Chinais making a contribution to raising the standard of living for poor citizens of many Asian and African countries. It is financing new power plants to supply the electricity needed by industry and families. Despite the investment in new coal plants or in many cases because of it the Chinese CO2 emissions have been positively impacted by the reduction of inefficient fossil and biomass combustors in residential and commercial establishments.

Despite the claimed certainty relative to greenhouse gas damage by both sides of the issue, the science is not well understood. The intense debate over SO2 emissions which has been waged for half a century has had many twists and turns. McIlvaine testified before senate sub committees as an EPA contractor at the time it was thought that acid rain would kill forests throughout the world. It was later determined that this impact would be much less than anticipated. However, it was then determined that SO2 reacts with sodium and ammonia in the atmosphere to form small particles with more impact on health than any other pollutant.

It is not only the health impacts which are unclear, there is considerable debate about the costs of various solutions. The U.K. already generates 11 percent of its electricity from biomass combustion. The large coal fired Drax plant has switched from coal to biomass. A pilot program has been initiated to sequester the CO2 with the claim that this is the only way for a combustion process to reduce CO2. The slogan is “Suck the CO2 out of the air”.

Use of CO2 for enhanced oil recovery and sequestration has been practiced for many years. Proximity is the issue. SaskPower is operating the first commercial coal fired power plant EOR system at its Boundary Dam plant. The use of CO2 to replace water in hydraulic fracking looks very promising. We could return to the 1980s era activity in the U.S. where multiple small coal fired boilers were constructed in the California oil fields for EOR.

Longer term solar and wind will gather market share in all regions of the world. In the short term countries without natural gas, limited solar and wind potential, and in urgent need of electricity will continue to build coal plants. Energy storage developments could alter the picture. In any case in the last half of this century coal will play a diminished role in power. But over the next ten years there will be substantial activity in many regions.

Africa: New coal fired capacity is planned for seven countries with coal fired capacity and eleven with no coal fired capacity.
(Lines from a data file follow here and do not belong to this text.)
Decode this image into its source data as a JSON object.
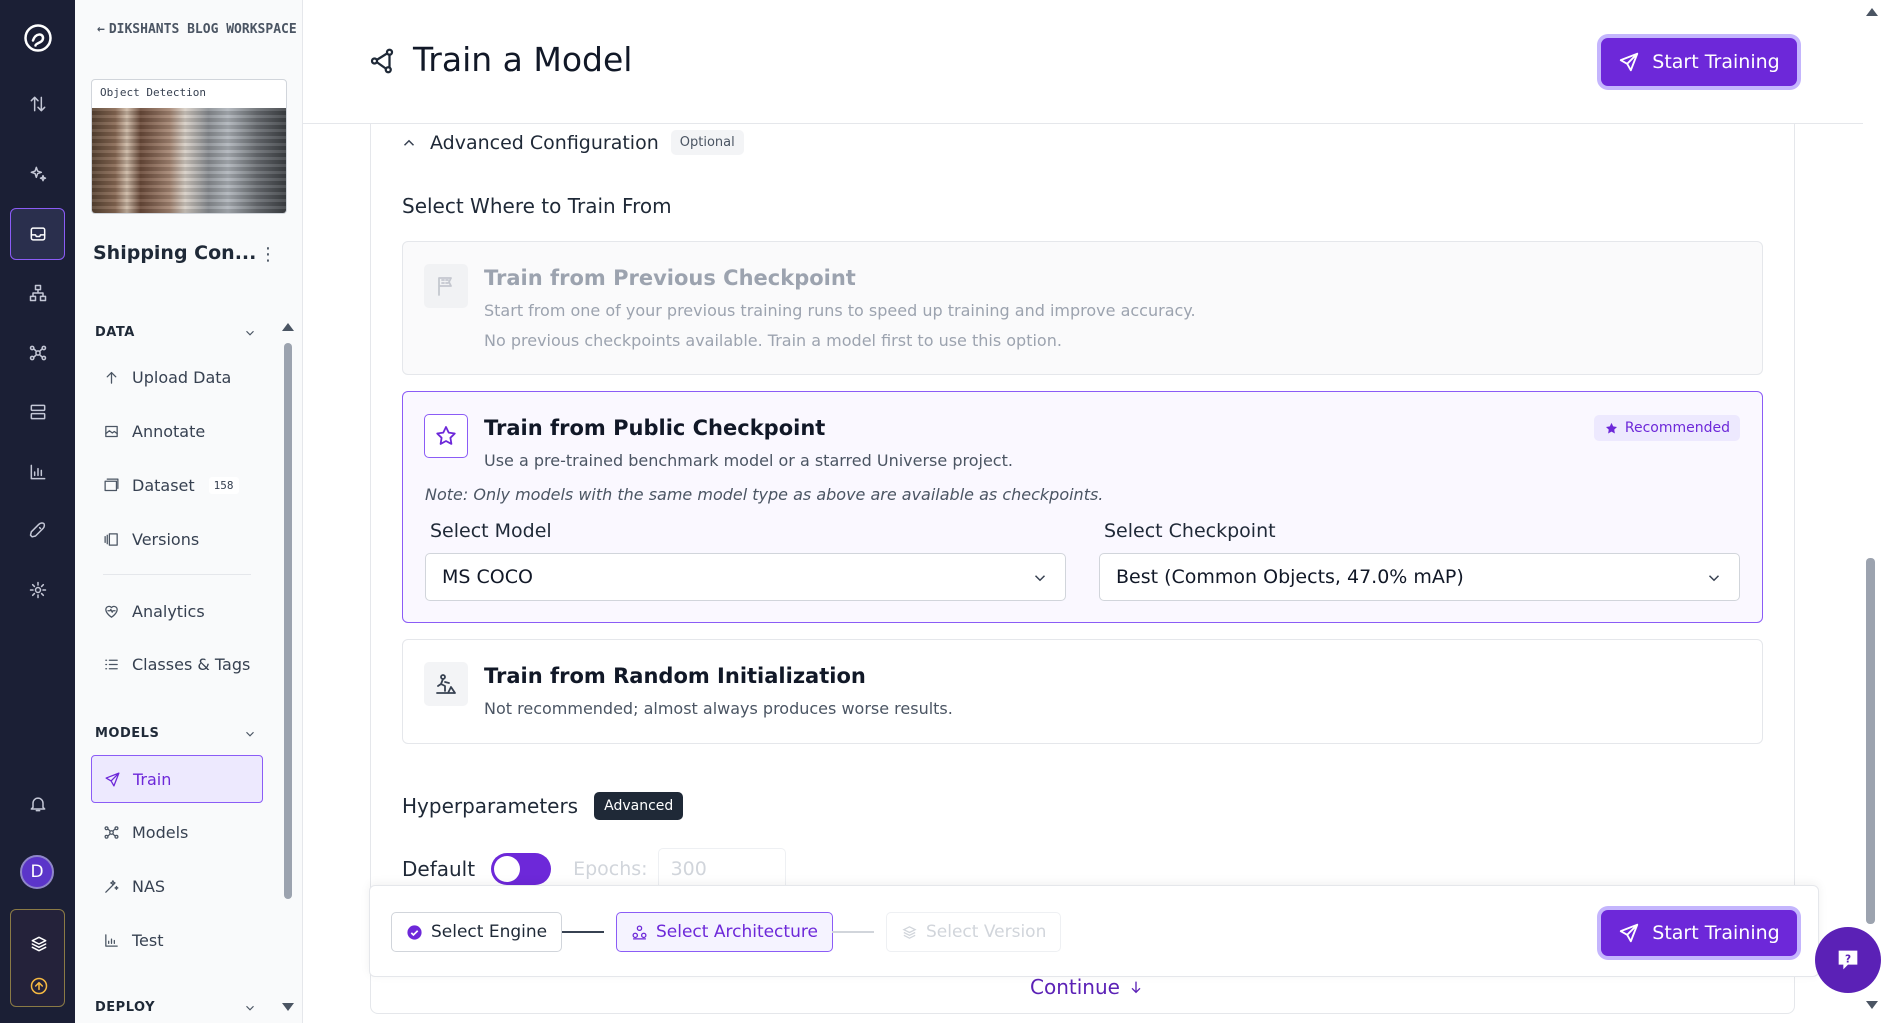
{
  "workspace": {
    "back_label": "DIKSHANTS BLOG WORKSPACE"
  },
  "project": {
    "type_label": "Object Detection",
    "name": "Shipping Con...",
    "menu_glyph": "⋮"
  },
  "sidebar": {
    "data_section": "DATA",
    "models_section": "MODELS",
    "deploy_section": "DEPLOY",
    "data_items": [
      {
        "label": "Upload Data",
        "icon": "upload-icon"
      },
      {
        "label": "Annotate",
        "icon": "annotate-icon"
      },
      {
        "label": "Dataset",
        "icon": "dataset-icon",
        "badge": "158"
      },
      {
        "label": "Versions",
        "icon": "versions-icon"
      },
      {
        "label": "Analytics",
        "icon": "analytics-icon"
      },
      {
        "label": "Classes & Tags",
        "icon": "classes-icon"
      }
    ],
    "model_items": [
      {
        "label": "Train",
        "icon": "train-icon",
        "active": true
      },
      {
        "label": "Models",
        "icon": "models-icon"
      },
      {
        "label": "NAS",
        "icon": "nas-icon"
      },
      {
        "label": "Test",
        "icon": "test-icon"
      }
    ]
  },
  "rail": {
    "avatar_initial": "D"
  },
  "header": {
    "title": "Train a Model",
    "start_training_label": "Start Training"
  },
  "advanced": {
    "label": "Advanced Configuration",
    "optional_pill": "Optional",
    "where_title": "Select Where to Train From"
  },
  "options": {
    "previous": {
      "title": "Train from Previous Checkpoint",
      "desc": "Start from one of your previous training runs to speed up training and improve accuracy.",
      "desc2": "No previous checkpoints available. Train a model first to use this option."
    },
    "public": {
      "title": "Train from Public Checkpoint",
      "desc": "Use a pre-trained benchmark model or a starred Universe project.",
      "recommended": "Recommended",
      "note": "Note:  Only models with the same model type as above are available as checkpoints.",
      "select_model_label": "Select Model",
      "select_model_value": "MS COCO",
      "select_checkpoint_label": "Select Checkpoint",
      "select_checkpoint_value": "Best (Common Objects, 47.0% mAP)"
    },
    "random": {
      "title": "Train from Random Initialization",
      "desc": "Not recommended; almost always produces worse results."
    }
  },
  "hyperparameters": {
    "title": "Hyperparameters",
    "advanced_pill": "Advanced",
    "default_label": "Default",
    "epochs_label": "Epochs:",
    "epochs_value": "300"
  },
  "footer": {
    "step1": "Select Engine",
    "step2": "Select Architecture",
    "step3": "Select Version",
    "start_training_label": "Start Training",
    "continue_label": "Continue"
  },
  "colors": {
    "accent": "#6d28d9",
    "rail_bg": "#1b1f35"
  }
}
South Africa, Egypt and Zimbabwe are planning 40,000 MW of additional coal fired capacity. In many of the African countries the first coal plants will be owned by and for mining companies.
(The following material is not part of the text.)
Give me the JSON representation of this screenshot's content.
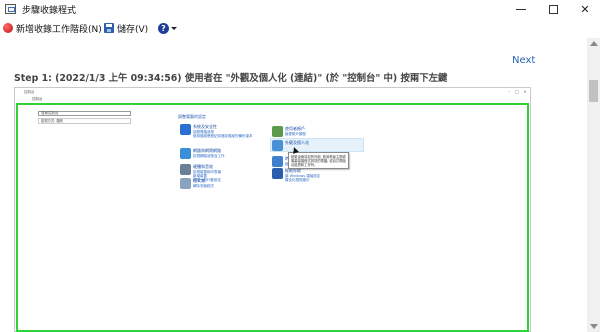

Asia: China and India are planning more than 300,000 MW of new coal fired capacity. Vietnam is moving forward with 40,000 MW of capacity followed by Indonesia with 30,000 MW and Bangladesh with 25,000 MW. China, South Korea and several other Asian countries have significant coal to chemicals programs.

Eurasia: Georgia, Kazakhstan and Russia have more than 60,000 MW of coal plants in operation and have plans for an additional 10,000 MW.
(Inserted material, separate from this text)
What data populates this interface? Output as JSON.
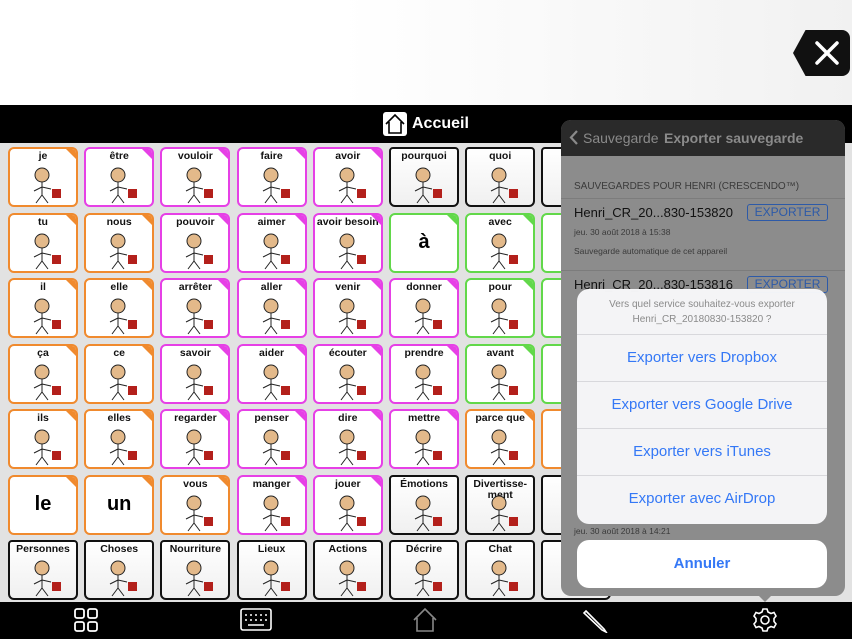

Europe: Despite the pressure from the EU, thirteen countries have new coal fired power plants in the planning stage. The total in Turkey is over 30,000 MW, Poland, 9,000 MW, and Bosnia-Herzegovina, 4000MW.

Americas: No new plants are planned in the U.S and Canada. Four Latin American countries are planning a total of 4,000 MW of new coal fired capacity. However, the continent will continue to operate nearly 300,000 MW of coal fired units at least over the next fifteen years.

The purchases of combust, flow and treat products and services by coal fired utilities worldwide will continue to exceed those by any other fuel source. In part this is because sources other than nuclear spend much less per MW for CFT products and services. The 42EI Utility Tracking System provides forecasts of new capacity for each plant, each owner, and by country. Specific forecasts by plant and owner for purchases of valves, pumps, chemicals, filtration equipment, FGD systems, NOx control systems, fabric filters, precipitators, cooling towers, fans and other power plant products are displayed in the McIlvaine market reports shown at

Bob McIlvaine can answer your questions at This email address is being protected from spambots. You need JavaScript enabled to view it. 847 226 2391